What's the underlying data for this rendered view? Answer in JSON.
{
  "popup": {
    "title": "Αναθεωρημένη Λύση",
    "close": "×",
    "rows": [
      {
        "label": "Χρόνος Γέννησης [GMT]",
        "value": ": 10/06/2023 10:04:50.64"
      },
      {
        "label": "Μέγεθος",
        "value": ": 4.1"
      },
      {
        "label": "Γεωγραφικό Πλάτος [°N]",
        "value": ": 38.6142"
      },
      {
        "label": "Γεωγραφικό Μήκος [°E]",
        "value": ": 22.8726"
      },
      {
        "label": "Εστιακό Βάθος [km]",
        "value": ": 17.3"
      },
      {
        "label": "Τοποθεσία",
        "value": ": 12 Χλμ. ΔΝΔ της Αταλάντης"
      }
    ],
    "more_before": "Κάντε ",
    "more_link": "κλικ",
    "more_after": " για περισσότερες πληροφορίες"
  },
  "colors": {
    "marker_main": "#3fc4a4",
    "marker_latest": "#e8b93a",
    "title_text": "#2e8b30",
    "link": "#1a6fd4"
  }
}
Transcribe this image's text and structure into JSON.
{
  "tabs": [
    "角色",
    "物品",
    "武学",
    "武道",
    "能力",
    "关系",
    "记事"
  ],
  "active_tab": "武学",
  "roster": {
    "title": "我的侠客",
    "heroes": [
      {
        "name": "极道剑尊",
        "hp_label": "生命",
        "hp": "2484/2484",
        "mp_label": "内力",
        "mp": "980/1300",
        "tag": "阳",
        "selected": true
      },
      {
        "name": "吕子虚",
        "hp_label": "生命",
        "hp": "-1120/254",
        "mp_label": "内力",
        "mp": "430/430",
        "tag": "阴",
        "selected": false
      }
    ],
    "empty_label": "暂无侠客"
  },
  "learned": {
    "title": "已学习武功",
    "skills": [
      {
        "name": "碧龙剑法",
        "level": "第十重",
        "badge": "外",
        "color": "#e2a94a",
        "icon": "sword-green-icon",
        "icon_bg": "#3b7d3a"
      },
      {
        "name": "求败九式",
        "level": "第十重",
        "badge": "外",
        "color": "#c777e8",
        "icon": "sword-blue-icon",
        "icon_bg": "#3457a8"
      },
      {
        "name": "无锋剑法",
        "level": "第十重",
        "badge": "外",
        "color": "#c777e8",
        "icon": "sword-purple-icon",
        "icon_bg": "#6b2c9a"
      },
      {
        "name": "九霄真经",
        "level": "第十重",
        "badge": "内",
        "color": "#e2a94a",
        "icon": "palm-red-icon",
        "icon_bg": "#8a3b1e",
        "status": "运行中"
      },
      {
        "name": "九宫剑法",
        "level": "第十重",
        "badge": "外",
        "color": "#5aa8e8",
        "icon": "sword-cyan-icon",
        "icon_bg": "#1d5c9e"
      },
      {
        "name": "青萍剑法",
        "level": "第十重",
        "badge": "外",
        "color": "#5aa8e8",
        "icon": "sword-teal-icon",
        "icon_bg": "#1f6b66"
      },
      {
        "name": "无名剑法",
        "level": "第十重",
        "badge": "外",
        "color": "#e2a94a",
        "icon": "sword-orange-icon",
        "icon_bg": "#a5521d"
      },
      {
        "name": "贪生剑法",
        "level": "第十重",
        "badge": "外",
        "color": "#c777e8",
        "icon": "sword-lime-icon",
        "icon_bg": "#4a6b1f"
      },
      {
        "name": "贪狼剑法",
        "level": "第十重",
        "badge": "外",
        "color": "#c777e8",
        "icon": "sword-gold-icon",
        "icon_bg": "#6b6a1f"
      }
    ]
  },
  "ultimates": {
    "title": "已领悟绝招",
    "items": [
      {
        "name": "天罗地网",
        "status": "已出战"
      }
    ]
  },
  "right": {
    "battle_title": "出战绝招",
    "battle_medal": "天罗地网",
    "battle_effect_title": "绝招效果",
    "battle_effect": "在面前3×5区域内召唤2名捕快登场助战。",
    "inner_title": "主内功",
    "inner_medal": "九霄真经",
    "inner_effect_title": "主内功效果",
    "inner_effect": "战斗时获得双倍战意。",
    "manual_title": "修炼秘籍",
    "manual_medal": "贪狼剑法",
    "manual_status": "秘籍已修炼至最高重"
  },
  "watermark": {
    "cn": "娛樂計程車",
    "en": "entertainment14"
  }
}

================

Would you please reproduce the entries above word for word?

#### Expected answer:
What's the underlying data for this rendered view? Answer in JSON.
{
  "popup": {
    "title": "Αναθεωρημένη Λύση",
    "close": "×",
    "rows": [
      {
        "label": "Χρόνος Γέννησης [GMT]",
        "value": ": 10/06/2023 10:04:50.64"
      },
      {
        "label": "Μέγεθος",
        "value": ": 4.1"
      },
      {
        "label": "Γεωγραφικό Πλάτος [°N]",
        "value": ": 38.6142"
      },
      {
        "label": "Γεωγραφικό Μήκος [°E]",
        "value": ": 22.8726"
      },
      {
        "label": "Εστιακό Βάθος [km]",
        "value": ": 17.3"
      },
      {
        "label": "Τοποθεσία",
        "value": ": 12 Χλμ. ΔΝΔ της Αταλάντης"
      }
    ],
    "more_before": "Κάντε ",
    "more_link": "κλικ",
    "more_after": " για περισσότερες πληροφορίες"
  },
  "colors": {
    "marker_main": "#3fc4a4",
    "marker_latest": "#e8b93a",
    "title_text": "#2e8b30",
    "link": "#1a6fd4"
  }
}
Transcribe this image's text and structure into JSON.
{
  "tabs": [
    "角色",
    "物品",
    "武学",
    "武道",
    "能力",
    "关系",
    "记事"
  ],
  "active_tab": "武学",
  "roster": {
    "title": "我的侠客",
    "heroes": [
      {
        "name": "极道剑尊",
        "hp_label": "生命",
        "hp": "2484/2484",
        "mp_label": "内力",
        "mp": "980/1300",
        "tag": "阳",
        "selected": true
      },
      {
        "name": "吕子虚",
        "hp_label": "生命",
        "hp": "-1120/254",
        "mp_label": "内力",
        "mp": "430/430",
        "tag": "阴",
        "selected": false
      }
    ],
    "empty_label": "暂无侠客"
  },
  "learned": {
    "title": "已学习武功",
    "skills": [
      {
        "name": "碧龙剑法",
        "level": "第十重",
        "badge": "外",
        "color": "#e2a94a",
        "icon": "sword-green-icon",
        "icon_bg": "#3b7d3a"
      },
      {
        "name": "求败九式",
        "level": "第十重",
        "badge": "外",
        "color": "#c777e8",
        "icon": "sword-blue-icon",
        "icon_bg": "#3457a8"
      },
      {
        "name": "无锋剑法",
        "level": "第十重",
        "badge": "外",
        "color": "#c777e8",
        "icon": "sword-purple-icon",
        "icon_bg": "#6b2c9a"
      },
      {
        "name": "九霄真经",
        "level": "第十重",
        "badge": "内",
        "color": "#e2a94a",
        "icon": "palm-red-icon",
        "icon_bg": "#8a3b1e",
        "status": "运行中"
      },
      {
        "name": "九宫剑法",
        "level": "第十重",
        "badge": "外",
        "color": "#5aa8e8",
        "icon": "sword-cyan-icon",
        "icon_bg": "#1d5c9e"
      },
      {
        "name": "青萍剑法",
        "level": "第十重",
        "badge": "外",
        "color": "#5aa8e8",
        "icon": "sword-teal-icon",
        "icon_bg": "#1f6b66"
      },
      {
        "name": "无名剑法",
        "level": "第十重",
        "badge": "外",
        "color": "#e2a94a",
        "icon": "sword-orange-icon",
        "icon_bg": "#a5521d"
      },
      {
        "name": "贪生剑法",
        "level": "第十重",
        "badge": "外",
        "color": "#c777e8",
        "icon": "sword-lime-icon",
        "icon_bg": "#4a6b1f"
      },
      {
        "name": "贪狼剑法",
        "level": "第十重",
        "badge": "外",
        "color": "#c777e8",
        "icon": "sword-gold-icon",
        "icon_bg": "#6b6a1f"
      }
    ]
  },
  "ultimates": {
    "title": "已领悟绝招",
    "items": [
      {
        "name": "天罗地网",
        "status": "已出战"
      }
    ]
  },
  "right": {
    "battle_title": "出战绝招",
    "battle_medal": "天罗地网",
    "battle_effect_title": "绝招效果",
    "battle_effect": "在面前3×5区域内召唤2名捕快登场助战。",
    "inner_title": "主内功",
    "inner_medal": "九霄真经",
    "inner_effect_title": "主内功效果",
    "inner_effect": "战斗时获得双倍战意。",
    "manual_title": "修炼秘籍",
    "manual_medal": "贪狼剑法",
    "manual_status": "秘籍已修炼至最高重"
  },
  "watermark": {
    "cn": "娛樂計程車",
    "en": "entertainment14"
  }
}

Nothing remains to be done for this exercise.